Brown M&Ms, invasion by aliens and when trust beneficiaries aren’t beneficiaries

View Blog Brown M&Ms, invasion by aliens and when trust beneficiaries aren’t beneficiaries by Matthew Burgess

In preparing for the upcoming View webinar ‘Trust Horror Stories’ (see details below) we had a timely reminder of the mantra to ‘read the deed’.

The read the deed mantra is analogous to the famous contract rider of rock band Van Halen requiring M&Ms in their dressing room; with all the brown ones removed.

Originally thought to be the very definition of an outlandish group of prima donnas, the truth was all about the detail – if Van Halen ever saw brown M&Ms on arrival at a venue they were on notice that the venue operator did not sweat the detail.

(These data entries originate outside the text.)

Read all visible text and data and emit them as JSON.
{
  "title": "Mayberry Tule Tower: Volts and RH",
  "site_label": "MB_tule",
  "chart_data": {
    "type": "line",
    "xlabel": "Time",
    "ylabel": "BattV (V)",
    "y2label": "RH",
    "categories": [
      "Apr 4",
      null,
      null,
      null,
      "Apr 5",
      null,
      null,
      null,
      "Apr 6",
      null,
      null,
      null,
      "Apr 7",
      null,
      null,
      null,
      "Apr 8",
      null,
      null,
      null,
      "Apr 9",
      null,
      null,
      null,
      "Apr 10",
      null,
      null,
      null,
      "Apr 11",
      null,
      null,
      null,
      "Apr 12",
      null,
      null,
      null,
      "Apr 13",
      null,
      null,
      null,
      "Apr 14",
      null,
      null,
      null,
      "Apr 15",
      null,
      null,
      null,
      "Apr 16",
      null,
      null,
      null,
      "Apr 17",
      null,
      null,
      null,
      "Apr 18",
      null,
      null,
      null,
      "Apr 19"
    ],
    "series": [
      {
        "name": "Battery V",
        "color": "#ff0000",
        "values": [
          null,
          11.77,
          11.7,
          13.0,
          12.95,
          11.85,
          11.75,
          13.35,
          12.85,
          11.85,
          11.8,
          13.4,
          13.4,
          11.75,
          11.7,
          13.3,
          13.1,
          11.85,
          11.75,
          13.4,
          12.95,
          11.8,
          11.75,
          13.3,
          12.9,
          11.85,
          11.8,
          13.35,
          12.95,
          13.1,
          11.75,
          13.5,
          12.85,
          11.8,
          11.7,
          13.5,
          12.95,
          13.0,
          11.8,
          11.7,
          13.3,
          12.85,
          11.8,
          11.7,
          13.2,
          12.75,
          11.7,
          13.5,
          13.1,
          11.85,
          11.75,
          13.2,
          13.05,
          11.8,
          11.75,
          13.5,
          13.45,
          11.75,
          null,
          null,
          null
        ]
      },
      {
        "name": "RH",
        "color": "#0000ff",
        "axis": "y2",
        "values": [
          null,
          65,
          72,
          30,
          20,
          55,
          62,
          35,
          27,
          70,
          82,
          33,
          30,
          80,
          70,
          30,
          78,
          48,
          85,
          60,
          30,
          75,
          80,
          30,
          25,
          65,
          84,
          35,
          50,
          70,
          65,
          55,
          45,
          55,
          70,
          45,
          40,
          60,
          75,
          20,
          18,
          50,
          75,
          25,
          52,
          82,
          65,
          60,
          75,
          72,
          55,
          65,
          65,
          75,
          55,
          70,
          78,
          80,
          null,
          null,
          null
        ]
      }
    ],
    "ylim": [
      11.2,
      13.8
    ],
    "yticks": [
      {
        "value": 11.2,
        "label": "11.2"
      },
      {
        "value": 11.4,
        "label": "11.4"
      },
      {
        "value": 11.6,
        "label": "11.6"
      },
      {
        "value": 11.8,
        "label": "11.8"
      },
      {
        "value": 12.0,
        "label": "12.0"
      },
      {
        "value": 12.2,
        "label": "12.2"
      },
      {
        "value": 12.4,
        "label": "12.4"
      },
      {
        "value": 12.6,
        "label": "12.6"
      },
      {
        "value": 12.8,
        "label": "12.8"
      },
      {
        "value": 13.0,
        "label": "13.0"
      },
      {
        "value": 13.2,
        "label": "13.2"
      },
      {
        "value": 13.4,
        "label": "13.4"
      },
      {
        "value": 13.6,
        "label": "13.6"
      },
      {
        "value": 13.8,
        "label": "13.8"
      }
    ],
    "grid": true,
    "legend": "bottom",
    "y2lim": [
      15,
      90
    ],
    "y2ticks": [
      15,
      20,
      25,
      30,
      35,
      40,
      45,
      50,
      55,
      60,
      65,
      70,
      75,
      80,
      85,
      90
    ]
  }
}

On more than one occasion they used the existence of a brown M&M as cause for cancelling a gig; or perhaps more bluntly, telling the venue to go ‘Jump’**.

Contract lawyers have long been renowned for a similar technique when crafting ‘force majeure’ provisions and randomly including events such as inability to complete a contract due to invasion by aliens or abduction by unicorns to flush out those who are not checking every line.

In the trust deed example we had this week, a trustee company had been distributing income from a trust to itself as a corporate beneficiary (ie to cap the tax rate at 30%).

Aside from the asset protection issues that can arise from using a corporate trustee as a corporate beneficiary, the other main issue to consider was whether the company could in fact be a beneficiary of the trust – in other words did the deed include the trustee as a beneficiary.

As is quite often the case with trusts established in New South Wales (in particular), in this instance, the trustee was in fact expressly excluded as a potential beneficiary of the trust. See the following post for a more detailed analysis of this aspect of many trust deeds –

Read the deed - another reminder re invalid distributions.

The invalid distribution, which unfortunately had been made over a number of years, meant that a range of quite complex issues arose in relation to the trust, with a multitude of tax, trust law and accounting issues needing to be addressed. The solutions available for each issue were, at best, problematic.

As mentioned, our upcoming webinar ‘Trust Horror Stories’ will have many case study examples highlighting key issues to be aware of with managing trusts.

Find out more here - https://viewlegal.com.au/product/webinar-trust-horror-stories/

Watch the promo video below.

** for the trainspotters, one of Van Halen’s most popular songs is ‘Jump’ – see - https://www.youtube.com/watch?v=k8LdRJqjjRM and there is a prize for anyone who can confirm the list of contract riders for hair product.